Alden reports that the sophistication and relative affordability of the Euro games are their greatest draw. "If you go to the movies and take your kids, it's 50 bucks, maybe more. You can buy a game instead, or two games, and play them multiple times, over and over," he says.
The recession is helping turn a younger generation to traditions they ignored when times were good.
Group knitting, for instance, continues to grow among young urbanites and the sale of handmade knits sold at city craft fairs or via the Internet is booming because "there's appreciation of the person [who made it] and time that went into it," says Debbie Stoller of New York, author of a series of books about the current knitting phenomenon.
Stoller, also the editor in chief of BUST magazine, says that young knitters are embracing needlework because they never learned it from their mothers.
"Now daughters are ... saying, 'This is really pleasant and fun to do and really valuable,' " she says.
Knitting groups meet weekly at members' homes, or in cafes or stores. The appeal, says Stoller, is sharing tangible skills that have real value.
"Young people have no idea it can take two months to make a sweater ... it's important then to spend time with other people who appreciate that and admire the craft," she says.
However, a return to simpler activities such as knitting and board games isn't just the domain of the young.
Noelke-Olson, the Chicago fiddle player, says that her house jams typically involve players over 50 who are reconnecting to instruments they abandoned in early adulthood.
She started organizing weekly jams in 1996. They involve potluck meals and up to 12 amateur musicians playing in spontaneous clusters scattered throughout a member's home.
She sees the phenomenon as the true manifestation of her generation, which had turned more to media for music rather than personal participation.
"In the 1960s, we went out and marched when there was something wrong," she says. "Now a bunch of petulant people sit down and type their opinions on blogs, for all the good it does. People, they've distanced themselves from other people ... but none of it's like the responsibility that comes from sitting face to face with another person."

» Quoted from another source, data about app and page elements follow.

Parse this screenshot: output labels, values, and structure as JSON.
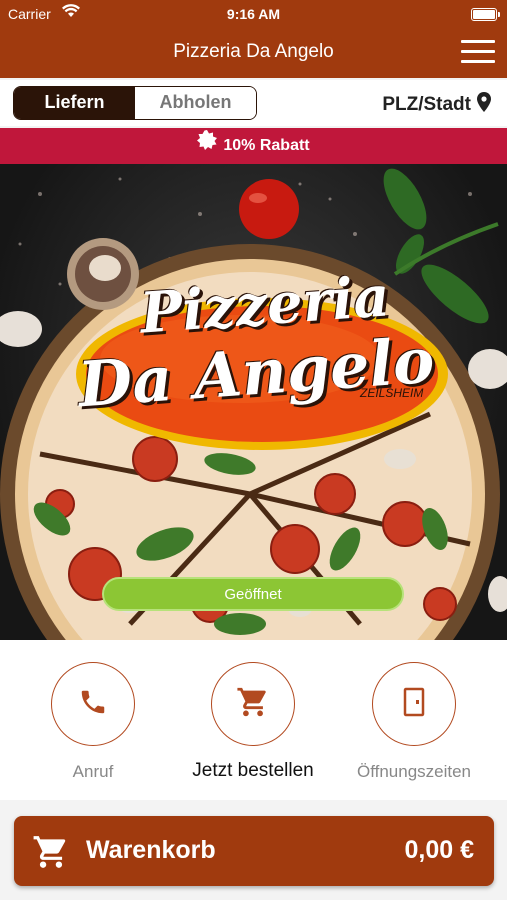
{
  "status_bar": {
    "carrier": "Carrier",
    "time": "9:16 AM"
  },
  "nav": {
    "title": "Pizzeria Da Angelo",
    "menu_icon": "hamburger-menu-icon"
  },
  "mode": {
    "deliver": "Liefern",
    "pickup": "Abholen",
    "selected": "Liefern",
    "location_label": "PLZ/Stadt"
  },
  "discount": {
    "label": "10% Rabatt"
  },
  "hero": {
    "logo_line1": "Pizzeria",
    "logo_line2": "Da Angelo",
    "logo_sub": "ZEILSHEIM",
    "open_status": "Geöffnet"
  },
  "actions": [
    {
      "label": "Anruf",
      "icon": "phone-icon"
    },
    {
      "label": "Jetzt bestellen",
      "icon": "cart-icon"
    },
    {
      "label": "Öffnungszeiten",
      "icon": "door-icon"
    }
  ],
  "cart": {
    "label": "Warenkorb",
    "total": "0,00 €"
  },
  "colors": {
    "brand": "#a03a0e",
    "discount": "#c0173b",
    "open": "#8cc634",
    "segment_dark": "#2b1408"
  }
}
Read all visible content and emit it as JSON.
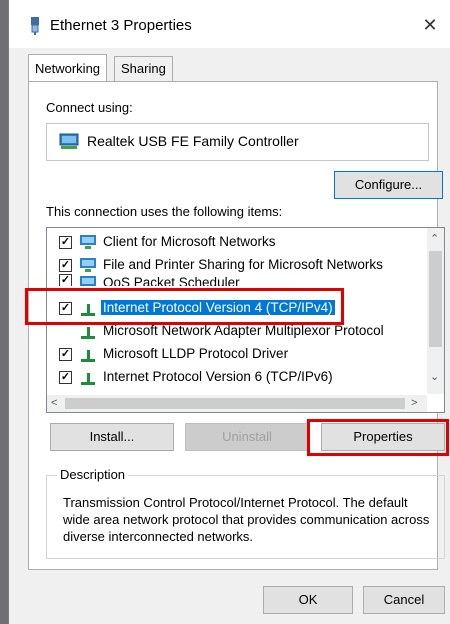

Noelke-Olson played her first jam 40 years after she first abandoned playing the fiddle. She remembers watching two players in a stairwell play against one another "for all they were worth. Later, when I came back, they were still there. I thought: Whoa, there is something more to this than meets the eye. Whatever it is, it's genuine," she says. "And it is."